The brainchild of Enrique Norten of TEN Arquitectos, this towering obelisk in the hart of midtown boasts 166 chic rooms with leather-studded headboards, buttery furnishings, Frette linens and amenities by Angelo Caroli. And, starting this summer, an American-style brasserie courtesy of Laurent Tourondel, a noted local restaurateur famous for his faultless burgers.

By Marc Santora

Room service on demand froma a celebrity chef. A maid to make the bed with fresh linens every day and leave a chocolate on your pillow at night. An 11,000 square-foot spa an elevator ride away. All yours with the purchase of a luxury condo.

Nearly a dozen projects in and around New York City that offer perks like these have recently opened or are nearing completion.

For buyers, the concept of a home with all the comforts of a hotel may seem like paradise.

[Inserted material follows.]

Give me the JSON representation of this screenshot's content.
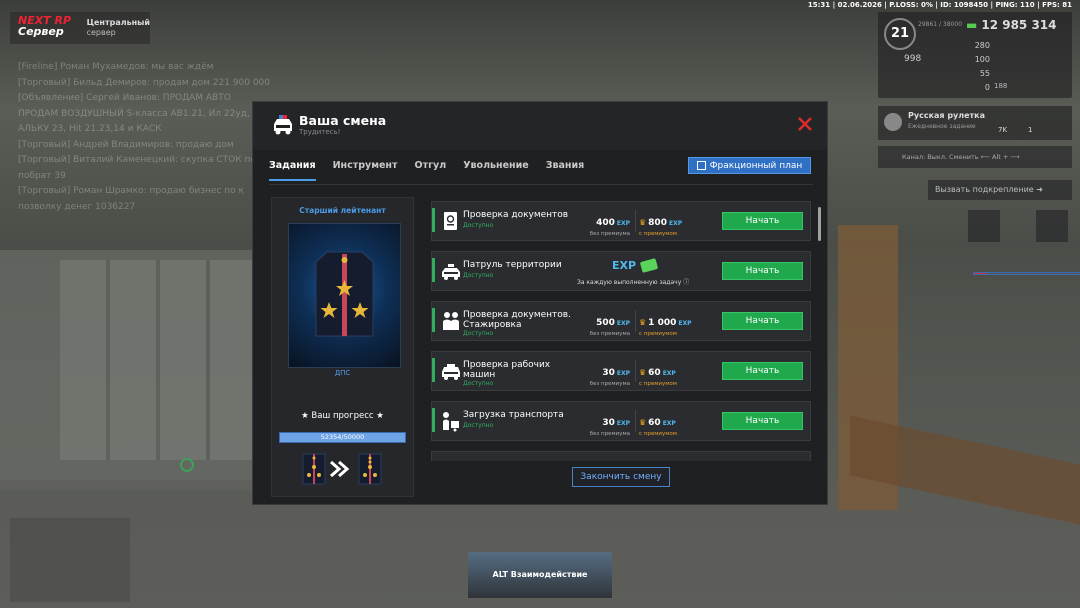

But hotel services don’t come cheap: the developers of  condo-hotels plan to charge as much as 20 percent more per square foot than high-end competitors and don’t have hotel parteners.

And along with room service can come hotel-like bills, not to mention higher monthly maintenance fees. Financing can also be more difficult to secure; banks are leery of lending money for what could appear to be strictly investment property.

That is an open question, and one that hinges as much on the hotel business as the broader real estate market. Hotel occupancy has been steadily increasing in recent months, with 89 percent occupancy in August and average room state of $227, according to NYC & Company, the city’s official marketing, tourism and partnership organization.

But that is far from the more than $300 a night commanded by hotels before the economy flatered. There is also more competition now. In 2010, 21 hotels have opened, or will, across the city; that adds more than 6,700 rooms.

Of these projects, at least 10 include condominiums.

It is too early to draw any conclusions about their viability. Some have sold below initial expectations, while others have increased their prices since coming on the market. Prices for units in condo-hotels range from $300,000 to more than $18 million – $680 per square foot to nearly $4,000 – with yet more properties in the pipeline. The various projects are aimed at a wide range of consumers, from Manhattanites who are downsizing in cost but not comfort, to the foreigners for whom New York is a good buy right now.

But in their scale and abition, which real estate experts say is unlikely to be matched in coming years now that financing is so hard to shake loose, the condo-hotels are already having an impact. Brokers and developers say some strictly condominium projects are stepping up amenities partly in response to the condo-hotel phenomenon.

Solly Assa, the owner of Assa Properties, which developed the Cassa Hotel and Residences in Midtown, said that although the maily foreing buyers at this property were willing to pay $950,000 to $18 million for the condos, they were looking to save money on carrying costs. So the Cassa will offer many of hotel amenities “à la carte” instead of including them in the common charge. The lower monthly fees, starting about $1,200, are one reason the apartments have sold quickly, allowing him to raise prices three times already, he said.

Of the 57 residences for sale, 40 are in the process of closing, he said.

“We understand that it is a new era,” Mr. Assa said.